▶ **EXERCISE BRIEF**: Across these entries, count the lines holding the string "GmbH"; the number is the whole answer.

▶ **RECORDS SHOWN**:
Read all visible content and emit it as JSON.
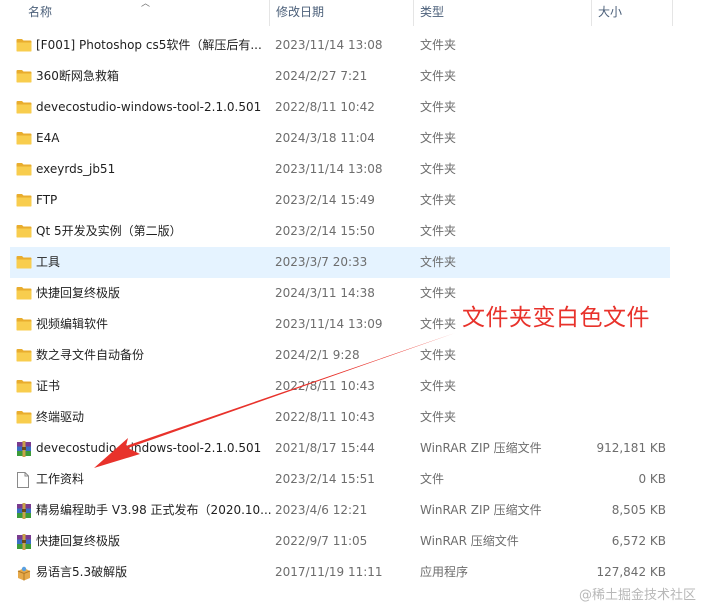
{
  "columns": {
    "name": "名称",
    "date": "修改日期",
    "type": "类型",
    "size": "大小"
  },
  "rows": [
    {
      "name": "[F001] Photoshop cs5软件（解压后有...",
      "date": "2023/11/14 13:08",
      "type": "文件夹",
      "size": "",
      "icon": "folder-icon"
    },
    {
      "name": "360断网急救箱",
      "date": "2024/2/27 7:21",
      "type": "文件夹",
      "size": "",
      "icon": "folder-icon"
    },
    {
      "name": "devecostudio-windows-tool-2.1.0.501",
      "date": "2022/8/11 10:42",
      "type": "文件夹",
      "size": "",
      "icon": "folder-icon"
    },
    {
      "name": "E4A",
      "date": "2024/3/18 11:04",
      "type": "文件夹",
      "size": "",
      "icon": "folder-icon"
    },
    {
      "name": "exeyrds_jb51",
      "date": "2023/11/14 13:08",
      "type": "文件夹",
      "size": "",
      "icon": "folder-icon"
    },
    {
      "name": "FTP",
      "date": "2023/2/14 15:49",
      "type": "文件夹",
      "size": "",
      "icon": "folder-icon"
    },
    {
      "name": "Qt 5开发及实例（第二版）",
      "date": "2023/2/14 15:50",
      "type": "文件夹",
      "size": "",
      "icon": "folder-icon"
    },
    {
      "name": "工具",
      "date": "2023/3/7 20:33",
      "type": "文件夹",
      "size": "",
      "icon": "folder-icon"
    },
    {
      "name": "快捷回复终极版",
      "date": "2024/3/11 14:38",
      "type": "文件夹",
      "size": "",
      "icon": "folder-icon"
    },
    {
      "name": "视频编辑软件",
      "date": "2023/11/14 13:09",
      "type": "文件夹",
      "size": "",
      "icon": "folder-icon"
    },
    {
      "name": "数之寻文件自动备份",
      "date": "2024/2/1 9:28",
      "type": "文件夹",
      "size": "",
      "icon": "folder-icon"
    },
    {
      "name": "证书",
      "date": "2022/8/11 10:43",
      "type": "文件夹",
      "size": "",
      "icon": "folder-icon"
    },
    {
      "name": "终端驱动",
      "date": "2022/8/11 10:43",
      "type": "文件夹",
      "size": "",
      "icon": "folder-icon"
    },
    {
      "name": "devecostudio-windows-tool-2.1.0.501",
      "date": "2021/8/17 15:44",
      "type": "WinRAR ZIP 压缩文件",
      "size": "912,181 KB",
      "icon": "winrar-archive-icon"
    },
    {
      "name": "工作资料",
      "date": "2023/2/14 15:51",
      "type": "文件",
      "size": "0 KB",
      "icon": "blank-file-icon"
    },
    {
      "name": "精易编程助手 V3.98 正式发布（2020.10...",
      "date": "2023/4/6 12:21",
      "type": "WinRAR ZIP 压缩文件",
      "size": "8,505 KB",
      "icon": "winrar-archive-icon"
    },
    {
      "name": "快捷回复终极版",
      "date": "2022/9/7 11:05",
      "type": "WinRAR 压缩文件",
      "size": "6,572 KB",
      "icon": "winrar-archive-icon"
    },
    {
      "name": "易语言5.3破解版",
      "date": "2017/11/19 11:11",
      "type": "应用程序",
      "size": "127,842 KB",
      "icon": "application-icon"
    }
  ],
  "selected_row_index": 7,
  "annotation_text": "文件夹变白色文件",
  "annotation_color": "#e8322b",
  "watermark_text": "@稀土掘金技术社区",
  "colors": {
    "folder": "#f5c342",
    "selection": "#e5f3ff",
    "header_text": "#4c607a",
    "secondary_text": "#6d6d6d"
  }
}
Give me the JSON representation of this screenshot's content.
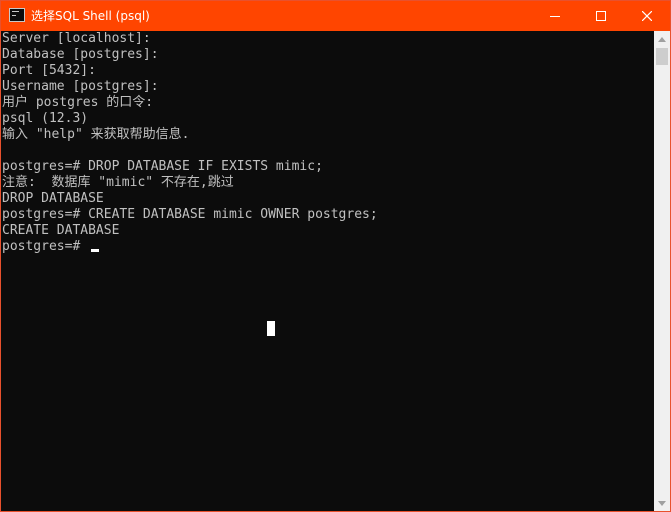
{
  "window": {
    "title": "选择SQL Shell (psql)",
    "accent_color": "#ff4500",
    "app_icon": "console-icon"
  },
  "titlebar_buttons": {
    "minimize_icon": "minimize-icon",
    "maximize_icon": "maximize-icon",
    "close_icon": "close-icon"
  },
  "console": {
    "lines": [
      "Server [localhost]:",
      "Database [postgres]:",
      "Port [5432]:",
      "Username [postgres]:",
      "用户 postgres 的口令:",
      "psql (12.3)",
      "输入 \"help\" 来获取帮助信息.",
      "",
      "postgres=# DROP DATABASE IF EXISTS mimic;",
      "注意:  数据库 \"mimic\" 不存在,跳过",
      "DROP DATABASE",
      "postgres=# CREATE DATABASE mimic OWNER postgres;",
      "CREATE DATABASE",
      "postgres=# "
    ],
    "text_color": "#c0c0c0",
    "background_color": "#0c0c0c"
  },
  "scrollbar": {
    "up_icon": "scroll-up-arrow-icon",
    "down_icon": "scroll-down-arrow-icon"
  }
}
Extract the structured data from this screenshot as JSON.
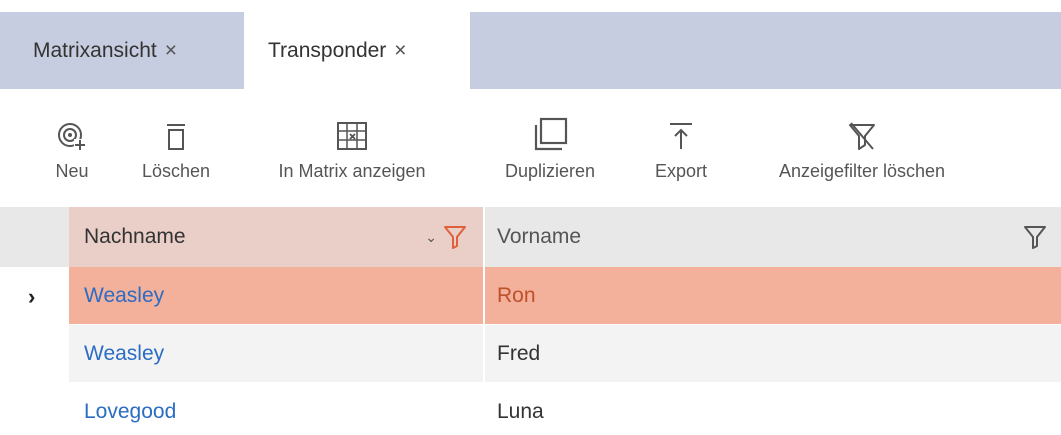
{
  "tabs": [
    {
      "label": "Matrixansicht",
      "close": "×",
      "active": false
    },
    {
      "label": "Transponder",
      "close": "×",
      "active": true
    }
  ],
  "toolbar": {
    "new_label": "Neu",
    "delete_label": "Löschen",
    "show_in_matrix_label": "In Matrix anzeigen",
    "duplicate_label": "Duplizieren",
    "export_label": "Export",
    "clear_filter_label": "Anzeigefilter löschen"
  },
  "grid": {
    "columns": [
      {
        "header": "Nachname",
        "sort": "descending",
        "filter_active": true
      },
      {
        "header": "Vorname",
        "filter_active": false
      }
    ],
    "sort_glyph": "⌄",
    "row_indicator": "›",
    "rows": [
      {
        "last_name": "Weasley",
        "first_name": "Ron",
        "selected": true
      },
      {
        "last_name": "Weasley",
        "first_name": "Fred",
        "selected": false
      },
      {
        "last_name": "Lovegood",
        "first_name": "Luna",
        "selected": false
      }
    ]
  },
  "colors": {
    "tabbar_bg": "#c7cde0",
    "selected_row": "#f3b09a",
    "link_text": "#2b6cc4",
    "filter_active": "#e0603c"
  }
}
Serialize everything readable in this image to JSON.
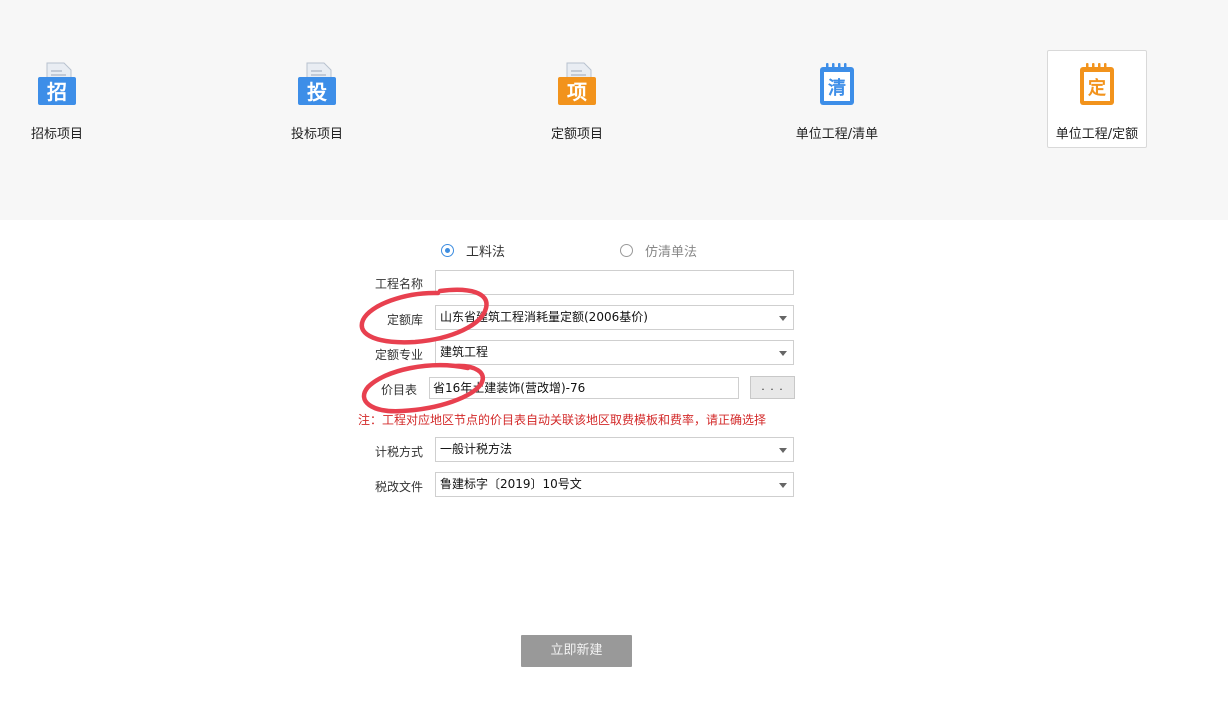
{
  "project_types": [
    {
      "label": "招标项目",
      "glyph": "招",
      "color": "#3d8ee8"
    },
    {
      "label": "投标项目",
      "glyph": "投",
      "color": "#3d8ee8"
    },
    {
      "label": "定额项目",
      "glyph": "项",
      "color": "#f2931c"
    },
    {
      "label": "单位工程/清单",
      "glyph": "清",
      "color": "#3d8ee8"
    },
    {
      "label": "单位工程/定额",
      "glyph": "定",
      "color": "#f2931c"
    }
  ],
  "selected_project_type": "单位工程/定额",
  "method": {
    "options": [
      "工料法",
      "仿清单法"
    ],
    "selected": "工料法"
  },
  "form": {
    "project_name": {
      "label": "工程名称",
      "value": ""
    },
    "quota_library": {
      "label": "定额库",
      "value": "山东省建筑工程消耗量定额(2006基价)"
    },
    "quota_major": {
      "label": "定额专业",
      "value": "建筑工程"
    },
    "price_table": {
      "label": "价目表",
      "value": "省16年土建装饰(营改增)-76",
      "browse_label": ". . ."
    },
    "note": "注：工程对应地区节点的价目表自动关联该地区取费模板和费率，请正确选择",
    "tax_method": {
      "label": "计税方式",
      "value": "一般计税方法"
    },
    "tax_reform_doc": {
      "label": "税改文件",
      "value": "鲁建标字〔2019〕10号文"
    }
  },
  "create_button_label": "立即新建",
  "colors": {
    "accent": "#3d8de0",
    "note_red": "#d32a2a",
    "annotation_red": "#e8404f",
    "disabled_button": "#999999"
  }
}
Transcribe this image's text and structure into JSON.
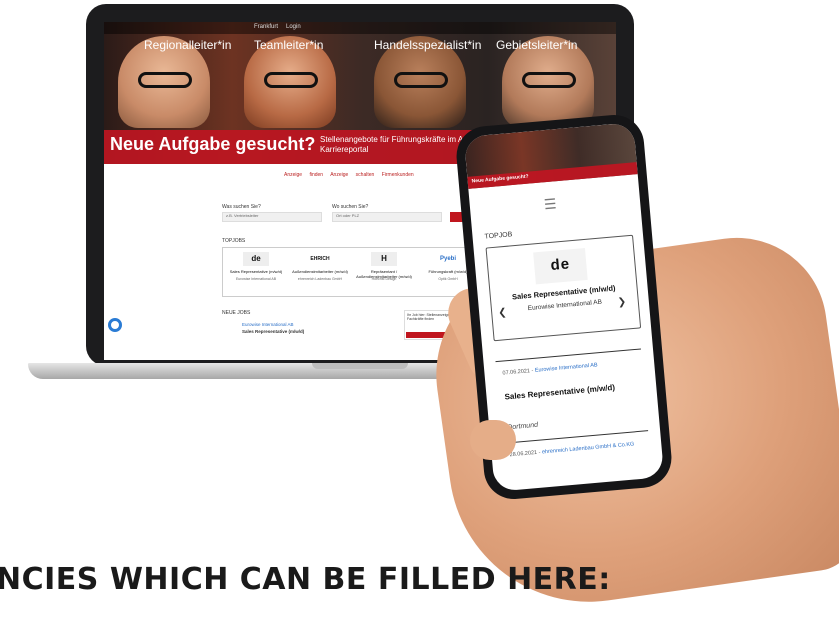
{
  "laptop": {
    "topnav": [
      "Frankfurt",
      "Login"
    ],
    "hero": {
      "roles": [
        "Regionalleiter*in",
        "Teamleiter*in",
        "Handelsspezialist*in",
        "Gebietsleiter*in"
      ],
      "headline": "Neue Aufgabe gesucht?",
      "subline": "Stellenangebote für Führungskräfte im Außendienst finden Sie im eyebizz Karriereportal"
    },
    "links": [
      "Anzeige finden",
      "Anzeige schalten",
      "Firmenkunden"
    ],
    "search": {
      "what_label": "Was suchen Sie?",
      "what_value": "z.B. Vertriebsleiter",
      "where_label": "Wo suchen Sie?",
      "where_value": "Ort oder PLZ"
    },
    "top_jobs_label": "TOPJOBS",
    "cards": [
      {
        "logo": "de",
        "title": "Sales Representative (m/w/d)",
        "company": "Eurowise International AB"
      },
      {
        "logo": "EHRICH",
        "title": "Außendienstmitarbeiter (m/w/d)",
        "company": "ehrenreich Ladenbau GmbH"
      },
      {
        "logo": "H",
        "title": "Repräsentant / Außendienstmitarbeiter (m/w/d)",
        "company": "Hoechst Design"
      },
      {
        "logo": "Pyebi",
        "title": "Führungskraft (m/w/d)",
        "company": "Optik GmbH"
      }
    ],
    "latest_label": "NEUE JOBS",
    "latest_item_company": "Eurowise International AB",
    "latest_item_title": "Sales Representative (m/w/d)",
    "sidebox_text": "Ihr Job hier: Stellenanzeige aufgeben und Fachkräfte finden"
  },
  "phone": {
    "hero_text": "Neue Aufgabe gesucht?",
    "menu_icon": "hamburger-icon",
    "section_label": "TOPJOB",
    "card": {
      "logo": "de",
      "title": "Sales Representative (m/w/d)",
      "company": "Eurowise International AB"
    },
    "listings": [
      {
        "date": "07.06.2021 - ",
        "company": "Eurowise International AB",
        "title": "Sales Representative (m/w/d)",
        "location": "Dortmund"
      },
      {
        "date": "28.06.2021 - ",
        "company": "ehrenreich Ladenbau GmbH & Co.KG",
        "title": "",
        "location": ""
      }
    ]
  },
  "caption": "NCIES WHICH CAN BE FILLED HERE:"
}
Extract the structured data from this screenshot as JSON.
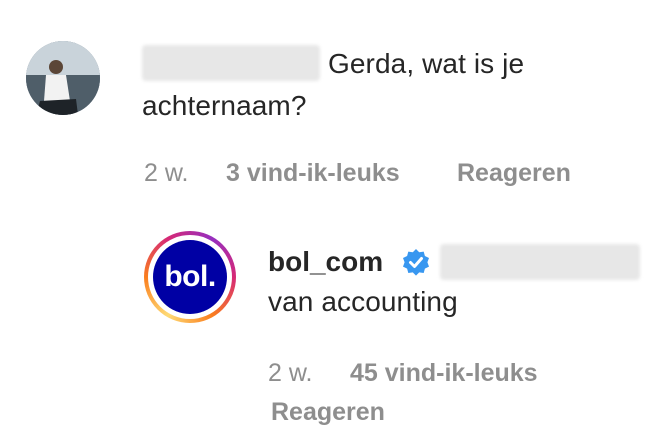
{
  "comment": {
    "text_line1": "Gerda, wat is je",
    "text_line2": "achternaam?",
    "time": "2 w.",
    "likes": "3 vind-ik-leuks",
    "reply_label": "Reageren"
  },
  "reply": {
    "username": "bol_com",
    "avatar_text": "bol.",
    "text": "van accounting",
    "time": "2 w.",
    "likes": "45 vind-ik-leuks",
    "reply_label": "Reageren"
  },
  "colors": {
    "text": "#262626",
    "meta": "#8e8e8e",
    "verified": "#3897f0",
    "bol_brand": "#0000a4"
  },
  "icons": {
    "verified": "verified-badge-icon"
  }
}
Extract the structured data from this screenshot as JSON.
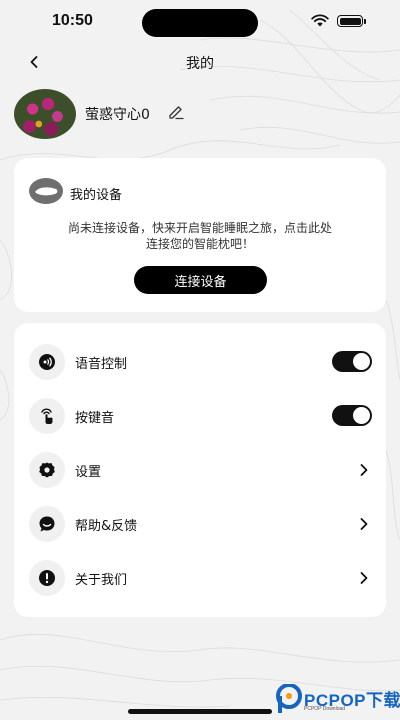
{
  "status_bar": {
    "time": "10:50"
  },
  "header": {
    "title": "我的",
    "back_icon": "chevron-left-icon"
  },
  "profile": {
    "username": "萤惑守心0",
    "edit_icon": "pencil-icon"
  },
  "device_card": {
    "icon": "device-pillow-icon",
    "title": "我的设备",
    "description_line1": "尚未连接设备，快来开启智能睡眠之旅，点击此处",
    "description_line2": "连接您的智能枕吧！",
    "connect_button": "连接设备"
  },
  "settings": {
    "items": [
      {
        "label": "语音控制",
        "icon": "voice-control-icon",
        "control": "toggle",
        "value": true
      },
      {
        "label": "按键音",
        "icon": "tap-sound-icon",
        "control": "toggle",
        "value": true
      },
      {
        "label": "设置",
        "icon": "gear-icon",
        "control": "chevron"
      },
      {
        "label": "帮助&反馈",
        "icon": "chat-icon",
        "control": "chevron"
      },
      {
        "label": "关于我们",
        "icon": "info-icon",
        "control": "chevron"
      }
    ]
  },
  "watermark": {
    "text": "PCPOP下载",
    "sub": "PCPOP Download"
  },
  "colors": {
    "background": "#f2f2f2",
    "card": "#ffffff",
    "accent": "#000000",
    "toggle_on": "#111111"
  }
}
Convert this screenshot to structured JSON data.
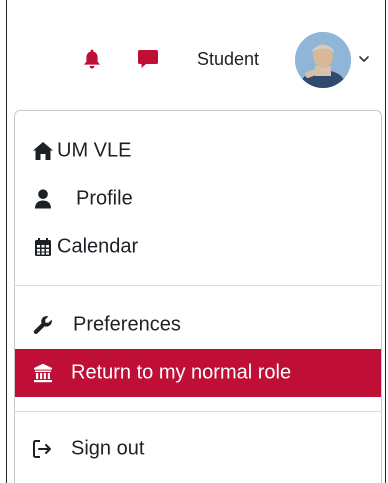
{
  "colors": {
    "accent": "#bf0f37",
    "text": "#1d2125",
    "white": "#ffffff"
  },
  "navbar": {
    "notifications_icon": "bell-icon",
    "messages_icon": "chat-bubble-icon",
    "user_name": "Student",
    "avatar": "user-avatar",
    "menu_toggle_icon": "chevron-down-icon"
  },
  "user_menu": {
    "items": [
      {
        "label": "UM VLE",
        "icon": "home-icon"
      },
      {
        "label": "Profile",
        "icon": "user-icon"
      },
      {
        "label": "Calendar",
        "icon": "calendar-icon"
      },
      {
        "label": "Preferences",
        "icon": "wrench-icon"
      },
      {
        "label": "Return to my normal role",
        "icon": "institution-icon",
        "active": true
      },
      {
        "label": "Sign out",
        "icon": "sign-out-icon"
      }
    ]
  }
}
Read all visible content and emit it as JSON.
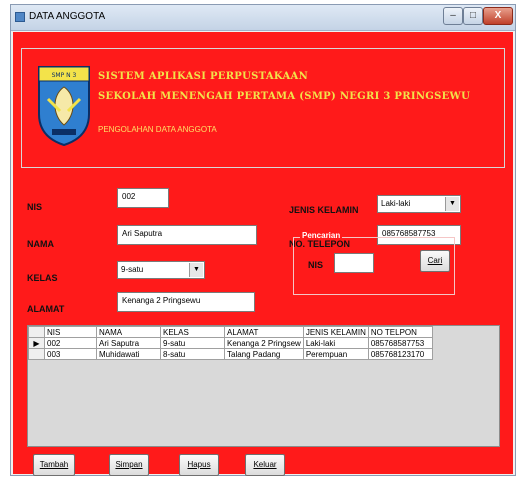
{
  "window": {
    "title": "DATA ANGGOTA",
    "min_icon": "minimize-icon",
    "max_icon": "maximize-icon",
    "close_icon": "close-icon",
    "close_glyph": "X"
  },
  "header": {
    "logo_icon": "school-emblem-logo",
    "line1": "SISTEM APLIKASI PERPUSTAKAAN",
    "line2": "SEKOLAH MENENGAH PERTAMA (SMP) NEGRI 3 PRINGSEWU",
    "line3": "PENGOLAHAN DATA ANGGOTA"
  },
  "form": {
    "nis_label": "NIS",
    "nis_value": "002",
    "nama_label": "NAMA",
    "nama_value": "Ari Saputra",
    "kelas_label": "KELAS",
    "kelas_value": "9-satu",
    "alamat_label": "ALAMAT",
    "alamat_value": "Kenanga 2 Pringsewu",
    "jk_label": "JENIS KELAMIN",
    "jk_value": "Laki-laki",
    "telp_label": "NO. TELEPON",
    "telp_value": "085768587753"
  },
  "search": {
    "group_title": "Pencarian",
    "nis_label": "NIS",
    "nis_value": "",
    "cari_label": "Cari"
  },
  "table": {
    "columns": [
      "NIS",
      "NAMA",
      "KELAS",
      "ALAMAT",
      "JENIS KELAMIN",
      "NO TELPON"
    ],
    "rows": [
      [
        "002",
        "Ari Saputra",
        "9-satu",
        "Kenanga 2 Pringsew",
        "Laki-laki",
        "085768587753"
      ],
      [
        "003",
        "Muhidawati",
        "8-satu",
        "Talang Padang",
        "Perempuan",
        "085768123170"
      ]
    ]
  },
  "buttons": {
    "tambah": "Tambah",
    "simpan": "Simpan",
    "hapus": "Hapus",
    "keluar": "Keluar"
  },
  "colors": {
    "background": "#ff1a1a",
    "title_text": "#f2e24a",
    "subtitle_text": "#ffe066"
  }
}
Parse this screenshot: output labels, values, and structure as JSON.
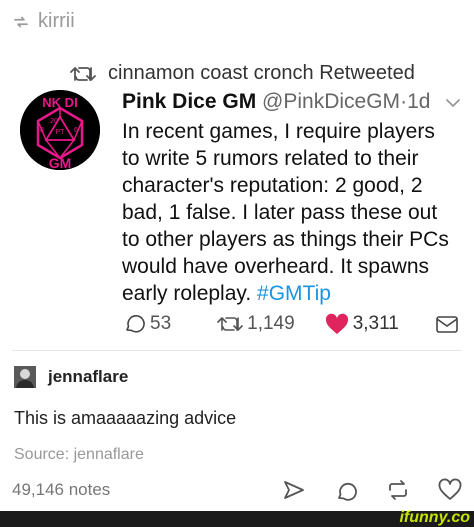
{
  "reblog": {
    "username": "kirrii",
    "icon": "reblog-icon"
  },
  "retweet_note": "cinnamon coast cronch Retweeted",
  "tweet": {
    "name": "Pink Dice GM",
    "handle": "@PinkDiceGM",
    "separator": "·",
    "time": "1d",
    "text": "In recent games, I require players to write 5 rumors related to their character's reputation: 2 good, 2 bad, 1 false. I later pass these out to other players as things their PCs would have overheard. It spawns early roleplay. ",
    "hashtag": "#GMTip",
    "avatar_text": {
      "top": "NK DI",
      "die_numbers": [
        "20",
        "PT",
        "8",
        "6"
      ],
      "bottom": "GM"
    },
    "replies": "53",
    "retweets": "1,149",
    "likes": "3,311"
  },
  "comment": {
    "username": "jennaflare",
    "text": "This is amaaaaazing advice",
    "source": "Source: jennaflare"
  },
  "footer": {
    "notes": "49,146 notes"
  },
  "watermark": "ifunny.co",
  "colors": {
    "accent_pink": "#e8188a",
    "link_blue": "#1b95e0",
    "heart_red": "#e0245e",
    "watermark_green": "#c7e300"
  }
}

▶ **COMPLETED EXERCISE**: 3